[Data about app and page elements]
◆ ◆ ◆ ◆
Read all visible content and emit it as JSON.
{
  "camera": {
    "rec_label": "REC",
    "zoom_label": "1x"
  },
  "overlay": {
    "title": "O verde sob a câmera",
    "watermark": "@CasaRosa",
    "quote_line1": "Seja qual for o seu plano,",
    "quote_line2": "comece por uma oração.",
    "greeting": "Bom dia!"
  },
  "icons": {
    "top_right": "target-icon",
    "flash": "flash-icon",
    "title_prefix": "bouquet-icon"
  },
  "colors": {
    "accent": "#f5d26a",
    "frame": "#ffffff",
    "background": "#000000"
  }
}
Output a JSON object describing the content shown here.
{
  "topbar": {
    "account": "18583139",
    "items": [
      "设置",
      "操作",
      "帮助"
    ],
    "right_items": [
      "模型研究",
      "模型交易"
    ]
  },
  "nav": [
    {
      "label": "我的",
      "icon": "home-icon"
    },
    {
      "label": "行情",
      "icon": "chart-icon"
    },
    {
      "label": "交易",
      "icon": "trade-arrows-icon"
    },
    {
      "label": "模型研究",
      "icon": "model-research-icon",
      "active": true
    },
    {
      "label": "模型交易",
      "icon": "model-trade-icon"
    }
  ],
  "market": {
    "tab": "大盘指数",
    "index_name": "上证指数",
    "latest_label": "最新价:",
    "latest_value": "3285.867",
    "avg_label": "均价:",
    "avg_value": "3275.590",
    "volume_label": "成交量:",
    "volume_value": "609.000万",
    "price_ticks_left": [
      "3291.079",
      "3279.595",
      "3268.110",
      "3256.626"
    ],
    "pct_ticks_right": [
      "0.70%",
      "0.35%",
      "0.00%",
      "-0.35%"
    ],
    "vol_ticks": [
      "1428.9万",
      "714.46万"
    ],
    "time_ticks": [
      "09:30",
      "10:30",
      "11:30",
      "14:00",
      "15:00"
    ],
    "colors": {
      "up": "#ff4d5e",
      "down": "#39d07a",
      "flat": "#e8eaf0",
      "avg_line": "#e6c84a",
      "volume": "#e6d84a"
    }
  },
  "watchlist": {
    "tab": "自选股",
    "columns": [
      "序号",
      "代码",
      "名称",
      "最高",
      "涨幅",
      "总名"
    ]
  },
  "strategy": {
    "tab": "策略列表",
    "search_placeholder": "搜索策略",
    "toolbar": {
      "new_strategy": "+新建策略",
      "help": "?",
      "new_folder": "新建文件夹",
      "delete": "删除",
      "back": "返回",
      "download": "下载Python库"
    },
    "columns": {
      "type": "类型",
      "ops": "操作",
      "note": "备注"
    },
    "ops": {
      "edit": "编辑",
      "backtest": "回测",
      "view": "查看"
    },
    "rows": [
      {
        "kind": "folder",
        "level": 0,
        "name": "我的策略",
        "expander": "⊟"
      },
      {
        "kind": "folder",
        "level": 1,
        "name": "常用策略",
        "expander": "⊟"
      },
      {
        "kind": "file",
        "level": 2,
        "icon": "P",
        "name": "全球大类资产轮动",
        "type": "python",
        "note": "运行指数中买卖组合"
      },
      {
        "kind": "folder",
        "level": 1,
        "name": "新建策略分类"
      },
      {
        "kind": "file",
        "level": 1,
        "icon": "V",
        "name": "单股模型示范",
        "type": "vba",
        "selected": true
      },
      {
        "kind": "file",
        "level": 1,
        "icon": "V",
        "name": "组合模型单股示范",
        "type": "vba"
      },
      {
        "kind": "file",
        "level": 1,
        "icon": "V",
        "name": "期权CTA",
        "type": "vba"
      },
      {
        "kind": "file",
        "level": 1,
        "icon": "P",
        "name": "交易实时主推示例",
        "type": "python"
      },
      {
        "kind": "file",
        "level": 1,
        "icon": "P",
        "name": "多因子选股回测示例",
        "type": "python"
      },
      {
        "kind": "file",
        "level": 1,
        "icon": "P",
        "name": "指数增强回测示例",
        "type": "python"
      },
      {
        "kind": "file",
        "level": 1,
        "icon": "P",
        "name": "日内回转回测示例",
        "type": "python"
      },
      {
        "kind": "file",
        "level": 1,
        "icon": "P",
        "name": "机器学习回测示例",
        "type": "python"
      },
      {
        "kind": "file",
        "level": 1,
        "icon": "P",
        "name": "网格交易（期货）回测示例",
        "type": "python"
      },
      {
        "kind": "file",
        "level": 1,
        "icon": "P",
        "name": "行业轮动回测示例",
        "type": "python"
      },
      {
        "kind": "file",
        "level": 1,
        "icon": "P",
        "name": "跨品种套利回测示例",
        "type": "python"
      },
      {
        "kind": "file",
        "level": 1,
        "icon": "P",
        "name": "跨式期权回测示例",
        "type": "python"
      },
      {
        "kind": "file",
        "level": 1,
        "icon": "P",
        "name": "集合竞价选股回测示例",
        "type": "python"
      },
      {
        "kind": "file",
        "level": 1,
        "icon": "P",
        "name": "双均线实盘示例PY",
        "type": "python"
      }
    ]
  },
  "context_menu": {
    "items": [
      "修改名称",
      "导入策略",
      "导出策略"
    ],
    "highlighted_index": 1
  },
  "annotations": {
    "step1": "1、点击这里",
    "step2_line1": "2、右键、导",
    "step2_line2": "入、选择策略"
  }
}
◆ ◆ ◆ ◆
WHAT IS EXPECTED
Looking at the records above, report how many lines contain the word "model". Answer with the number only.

RESULT FOR THIS TASK
2